**What you have to do**
Wherever the string "true" appears in the records, return the line that holds it.

Website and app data records
=== Begin Enclosure ===
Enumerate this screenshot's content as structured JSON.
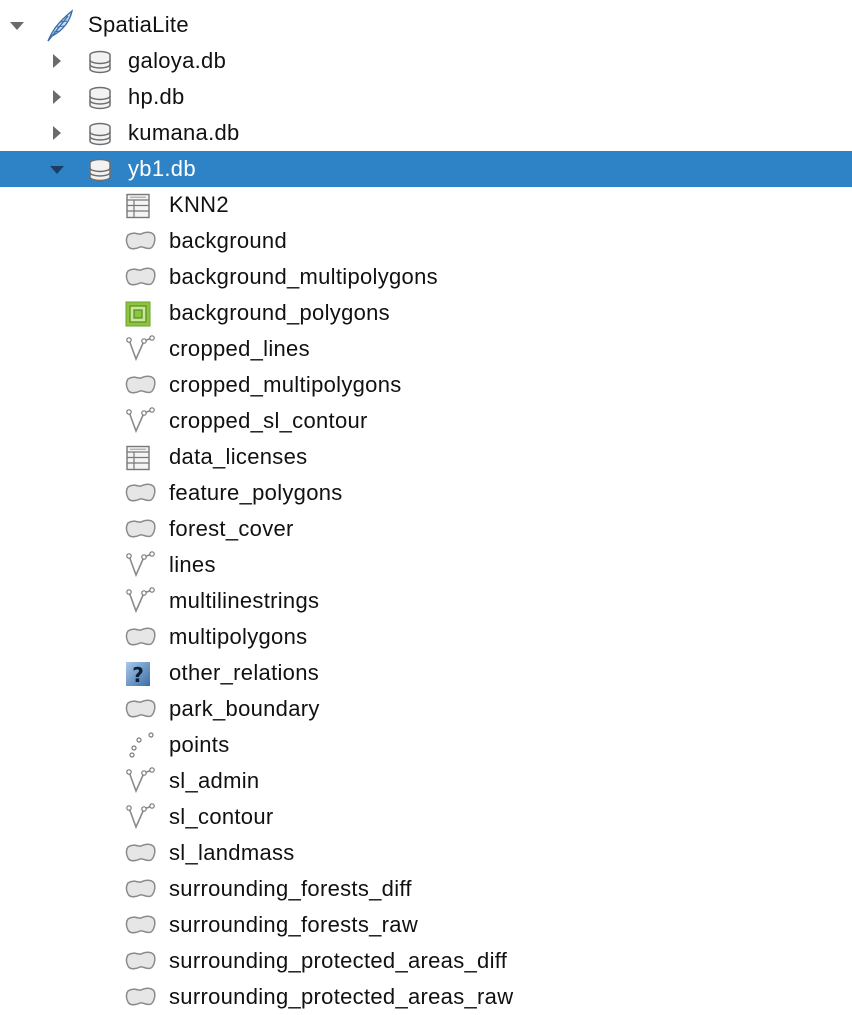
{
  "tree": {
    "root": {
      "label": "SpatiaLite",
      "icon": "feather-icon",
      "expanded": true
    },
    "databases": [
      {
        "label": "galoya.db",
        "icon": "database-icon",
        "expanded": false
      },
      {
        "label": "hp.db",
        "icon": "database-icon",
        "expanded": false
      },
      {
        "label": "kumana.db",
        "icon": "database-icon",
        "expanded": false
      },
      {
        "label": "yb1.db",
        "icon": "database-icon",
        "expanded": true,
        "selected": true
      }
    ],
    "layers": [
      {
        "label": "KNN2",
        "icon": "table-icon"
      },
      {
        "label": "background",
        "icon": "polygon-icon"
      },
      {
        "label": "background_multipolygons",
        "icon": "polygon-icon"
      },
      {
        "label": "background_polygons",
        "icon": "raster-polygon-icon"
      },
      {
        "label": "cropped_lines",
        "icon": "line-icon"
      },
      {
        "label": "cropped_multipolygons",
        "icon": "polygon-icon"
      },
      {
        "label": "cropped_sl_contour",
        "icon": "line-icon"
      },
      {
        "label": "data_licenses",
        "icon": "table-icon"
      },
      {
        "label": "feature_polygons",
        "icon": "polygon-icon"
      },
      {
        "label": "forest_cover",
        "icon": "polygon-icon"
      },
      {
        "label": "lines",
        "icon": "line-icon"
      },
      {
        "label": "multilinestrings",
        "icon": "line-icon"
      },
      {
        "label": "multipolygons",
        "icon": "polygon-icon"
      },
      {
        "label": "other_relations",
        "icon": "unknown-icon"
      },
      {
        "label": "park_boundary",
        "icon": "polygon-icon"
      },
      {
        "label": "points",
        "icon": "point-icon"
      },
      {
        "label": "sl_admin",
        "icon": "line-icon"
      },
      {
        "label": "sl_contour",
        "icon": "line-icon"
      },
      {
        "label": "sl_landmass",
        "icon": "polygon-icon"
      },
      {
        "label": "surrounding_forests_diff",
        "icon": "polygon-icon"
      },
      {
        "label": "surrounding_forests_raw",
        "icon": "polygon-icon"
      },
      {
        "label": "surrounding_protected_areas_diff",
        "icon": "polygon-icon"
      },
      {
        "label": "surrounding_protected_areas_raw",
        "icon": "polygon-icon"
      }
    ]
  },
  "colors": {
    "selection": "#2e83c6",
    "raster_icon": "#8cc63f",
    "unknown_icon": "#3b6ea8"
  }
}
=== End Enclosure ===
**Answer to this problem**
      "expanded": true
        "expanded": true,
        "selected": true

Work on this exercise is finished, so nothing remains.